January 9, 2018 — The British government may have breached a major “environmental democracy” law by failing to consult the public when drawing up Brexit legislation.
Continue reading Brexit bill may have broken international environment law, says UN The forests of Wayqecha, Peru rely on moisture from clouds to sustain themselves but climate change is moving that cloud layer higher every year. Photograph: Dan Metcalfe Global warming is predicted to push clouds higher in the sky. One scientist hopes to understand the future of our forests by suspending a vast fog-catching mesh in the Peruvian jungle
January 5, 2018 — What will happen if climate change pushes clouds higher into the sky, as models predict? One ecosystem that will be seriously affected will be cloud forests – tropical jungles persistently bathed in fog.
Continue reading Giant curtain erected in Peru in bid to reveal secrets of the cloud forest Scientific diver taking notes during coral bleaching event at Alcatrazes island, Sao Paulo state shore, Brazil. Credit: Leo Francini / Alamy Stock Photo. Mass coral reef bleaching events have become five times more common worldwide over the past 40 years, new research finds, with climate change playing a significant role in the rise
January 4, 2018 — The scale of bleaching has been rising steadily in the last four decades, a study author tells Carbon Brief, with the global proportion of coral being hit by bleaching per year rising from 8% in the 1980s to 31% in 2016.
Continue reading Severe coral reef bleaching now ‘five times more frequent’ than 40 years ago Humpback whales are among the species found in the Revillagigedo archipelago. Photograph: Ullstein Bild/Getty Images Fishing, mining and new hotels will be prohibited in the ‘biologically spectacular’ Revillagigedo archipelago
November 26, 2017 — Mexico’s government has created the largest ocean reserve in North America around a Pacific archipelago regarded as its crown jewel.

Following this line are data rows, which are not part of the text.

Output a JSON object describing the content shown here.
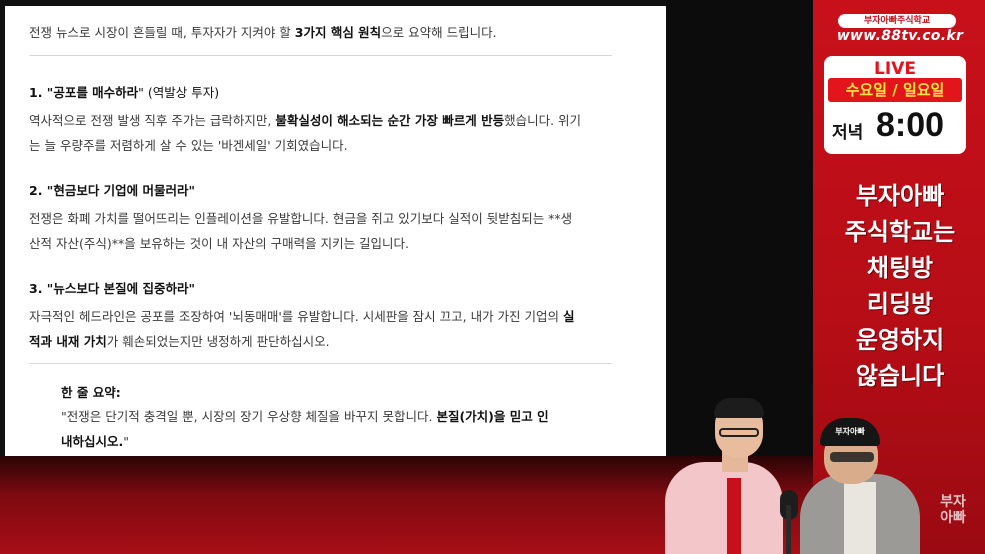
{
  "document": {
    "intro": [
      "전쟁 뉴스로 시장이 흔들릴 때, 투자자가 지켜야 할 ",
      "3가지 핵심 원칙",
      "으로 요약해 드립니다."
    ],
    "principle1": {
      "title": [
        "1. \"",
        "공포를 매수하라",
        "\" (역발상 투자)"
      ],
      "line1": [
        "역사적으로 전쟁 발생 직후 주가는 급락하지만, ",
        "불확실성이 해소되는 순간 가장 빠르게 반등",
        "했습니다. 위기"
      ],
      "line2": "는 늘 우량주를 저렴하게 살 수 있는 '바겐세일' 기회였습니다."
    },
    "principle2": {
      "title": [
        "2. \"",
        "현금보다 기업에 머물러라",
        "\""
      ],
      "line1": "전쟁은 화폐 가치를 떨어뜨리는 인플레이션을 유발합니다. 현금을 쥐고 있기보다 실적이 뒷받침되는 **생",
      "line2": "산적 자산(주식)**을 보유하는 것이 내 자산의 구매력을 지키는 길입니다."
    },
    "principle3": {
      "title": [
        "3. \"",
        "뉴스보다 본질에 집중하라",
        "\""
      ],
      "line1": [
        "자극적인 헤드라인은 공포를 조장하여 '뇌동매매'를 유발합니다. 시세판을 잠시 끄고, 내가 가진 기업의 ",
        "실"
      ],
      "line2": [
        "적과 내재 가치",
        "가 훼손되었는지만 냉정하게 판단하십시오."
      ]
    },
    "summary": {
      "heading": "한 줄 요약:",
      "line1": [
        "\"전쟁은 단기적 충격일 뿐, 시장의 장기 우상향 체질을 바꾸지 못합니다. ",
        "본질(가치)을 믿고 인"
      ],
      "line2": [
        "내하십시오.",
        "\""
      ]
    }
  },
  "banner": {
    "logo_small": "부자아빠주식학교",
    "site_url": "www.88tv.co.kr",
    "live_label": "LIVE",
    "days": "수요일 / 일요일",
    "time_label": "저녁",
    "time_value": "8:00",
    "notice_lines": [
      "부자아빠",
      "주식학교는",
      "채팅방",
      "리딩방",
      "운영하지",
      "않습니다"
    ],
    "corner_logo": [
      "부자",
      "아빠"
    ]
  },
  "presenters": {
    "cap_text": "부자아빠"
  },
  "colors": {
    "brand_red": "#c8101a",
    "accent_yellow": "#ffe840"
  }
}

Continue reading Mexico creates vast new ocean reserve to protect ‘Galapagos of North America’